Items from an interface collection
:::
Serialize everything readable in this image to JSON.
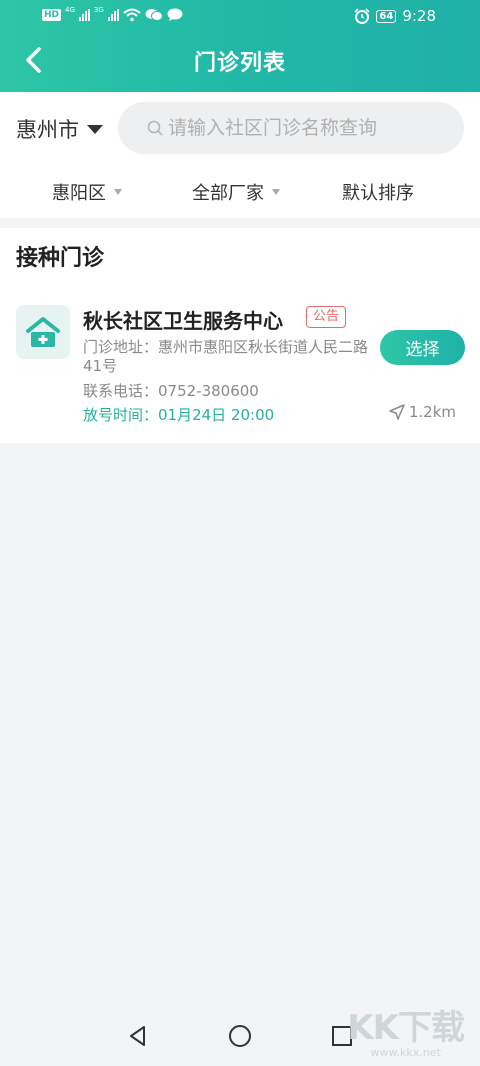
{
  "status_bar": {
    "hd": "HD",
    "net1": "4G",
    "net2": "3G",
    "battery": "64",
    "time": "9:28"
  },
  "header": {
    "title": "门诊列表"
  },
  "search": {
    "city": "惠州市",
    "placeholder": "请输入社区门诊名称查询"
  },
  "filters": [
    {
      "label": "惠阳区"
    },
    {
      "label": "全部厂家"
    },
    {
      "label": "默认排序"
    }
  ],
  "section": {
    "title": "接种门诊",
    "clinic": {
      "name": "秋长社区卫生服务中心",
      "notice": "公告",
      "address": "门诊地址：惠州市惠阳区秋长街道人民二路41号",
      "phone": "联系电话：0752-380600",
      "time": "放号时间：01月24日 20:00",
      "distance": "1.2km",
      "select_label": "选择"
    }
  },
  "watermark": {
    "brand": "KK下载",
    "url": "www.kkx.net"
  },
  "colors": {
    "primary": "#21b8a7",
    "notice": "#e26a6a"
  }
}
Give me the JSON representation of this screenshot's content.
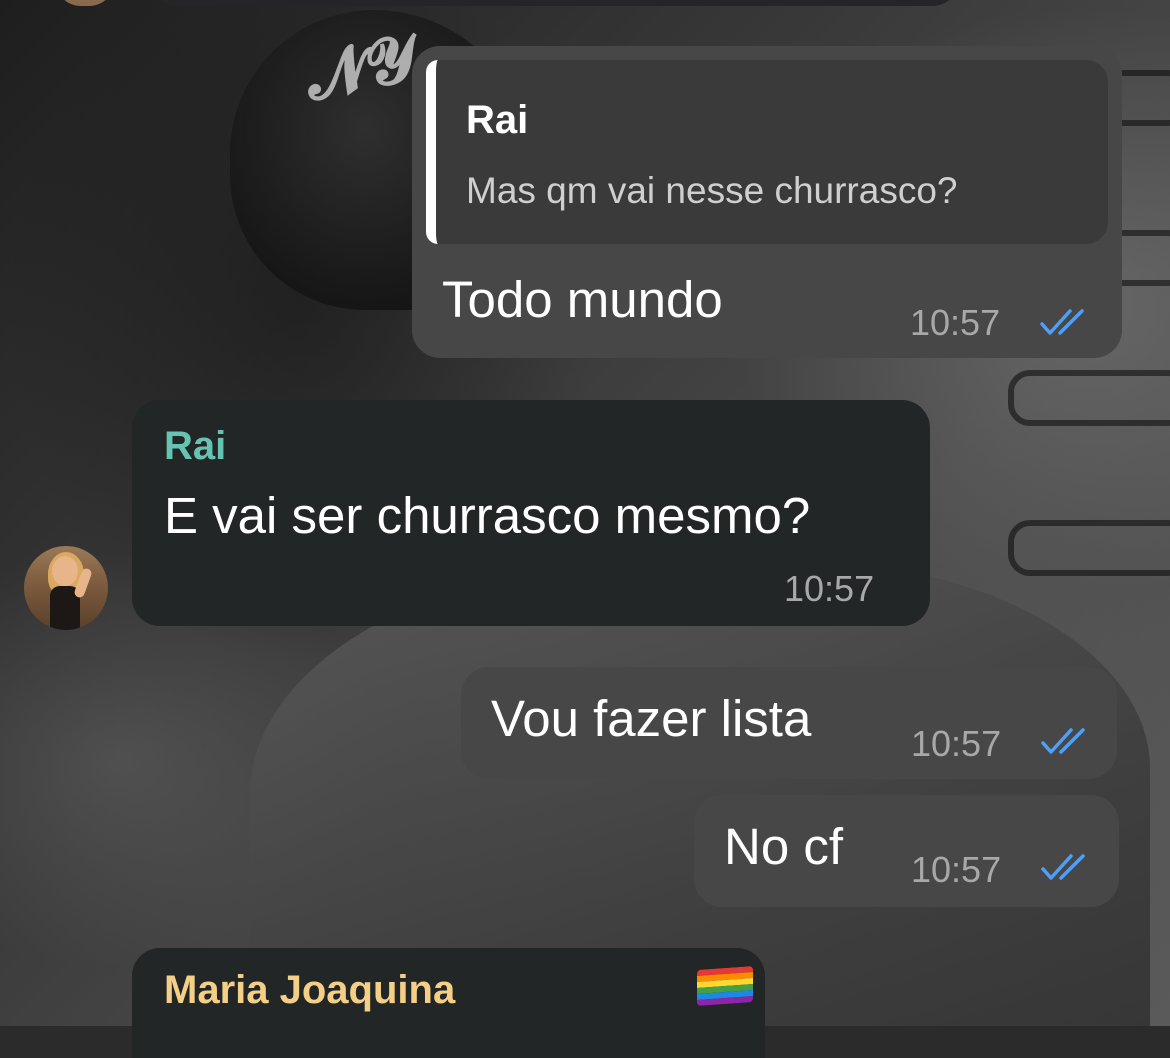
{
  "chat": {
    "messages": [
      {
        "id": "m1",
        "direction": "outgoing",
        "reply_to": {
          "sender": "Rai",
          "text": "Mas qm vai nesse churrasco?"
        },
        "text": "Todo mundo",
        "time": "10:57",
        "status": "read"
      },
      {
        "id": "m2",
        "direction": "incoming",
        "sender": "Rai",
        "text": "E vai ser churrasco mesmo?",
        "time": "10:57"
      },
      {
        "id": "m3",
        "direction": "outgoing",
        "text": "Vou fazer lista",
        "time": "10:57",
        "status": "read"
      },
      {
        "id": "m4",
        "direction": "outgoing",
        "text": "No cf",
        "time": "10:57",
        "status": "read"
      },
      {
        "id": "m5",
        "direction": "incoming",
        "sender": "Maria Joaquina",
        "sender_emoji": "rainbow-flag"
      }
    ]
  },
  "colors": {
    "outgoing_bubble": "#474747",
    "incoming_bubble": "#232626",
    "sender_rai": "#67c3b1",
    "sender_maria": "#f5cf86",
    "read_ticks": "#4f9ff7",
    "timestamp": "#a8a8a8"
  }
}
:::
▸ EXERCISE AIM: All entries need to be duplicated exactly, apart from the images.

▸ RESPONSE:
Serialize everything readable in this image to JSON.
{
  "status_bar": {
    "hd": "HD",
    "net1": "4G",
    "net2": "3G",
    "battery": "64",
    "time": "9:28"
  },
  "header": {
    "title": "门诊列表"
  },
  "search": {
    "city": "惠州市",
    "placeholder": "请输入社区门诊名称查询"
  },
  "filters": [
    {
      "label": "惠阳区"
    },
    {
      "label": "全部厂家"
    },
    {
      "label": "默认排序"
    }
  ],
  "section": {
    "title": "接种门诊",
    "clinic": {
      "name": "秋长社区卫生服务中心",
      "notice": "公告",
      "address": "门诊地址：惠州市惠阳区秋长街道人民二路41号",
      "phone": "联系电话：0752-380600",
      "time": "放号时间：01月24日 20:00",
      "distance": "1.2km",
      "select_label": "选择"
    }
  },
  "watermark": {
    "brand": "KK下载",
    "url": "www.kkx.net"
  },
  "colors": {
    "primary": "#21b8a7",
    "notice": "#e26a6a"
  }
}
Give me the JSON representation of this screenshot's content.
{
  "chat": {
    "messages": [
      {
        "id": "m1",
        "direction": "outgoing",
        "reply_to": {
          "sender": "Rai",
          "text": "Mas qm vai nesse churrasco?"
        },
        "text": "Todo mundo",
        "time": "10:57",
        "status": "read"
      },
      {
        "id": "m2",
        "direction": "incoming",
        "sender": "Rai",
        "text": "E vai ser churrasco mesmo?",
        "time": "10:57"
      },
      {
        "id": "m3",
        "direction": "outgoing",
        "text": "Vou fazer lista",
        "time": "10:57",
        "status": "read"
      },
      {
        "id": "m4",
        "direction": "outgoing",
        "text": "No cf",
        "time": "10:57",
        "status": "read"
      },
      {
        "id": "m5",
        "direction": "incoming",
        "sender": "Maria Joaquina",
        "sender_emoji": "rainbow-flag"
      }
    ]
  },
  "colors": {
    "outgoing_bubble": "#474747",
    "incoming_bubble": "#232626",
    "sender_rai": "#67c3b1",
    "sender_maria": "#f5cf86",
    "read_ticks": "#4f9ff7",
    "timestamp": "#a8a8a8"
  }
}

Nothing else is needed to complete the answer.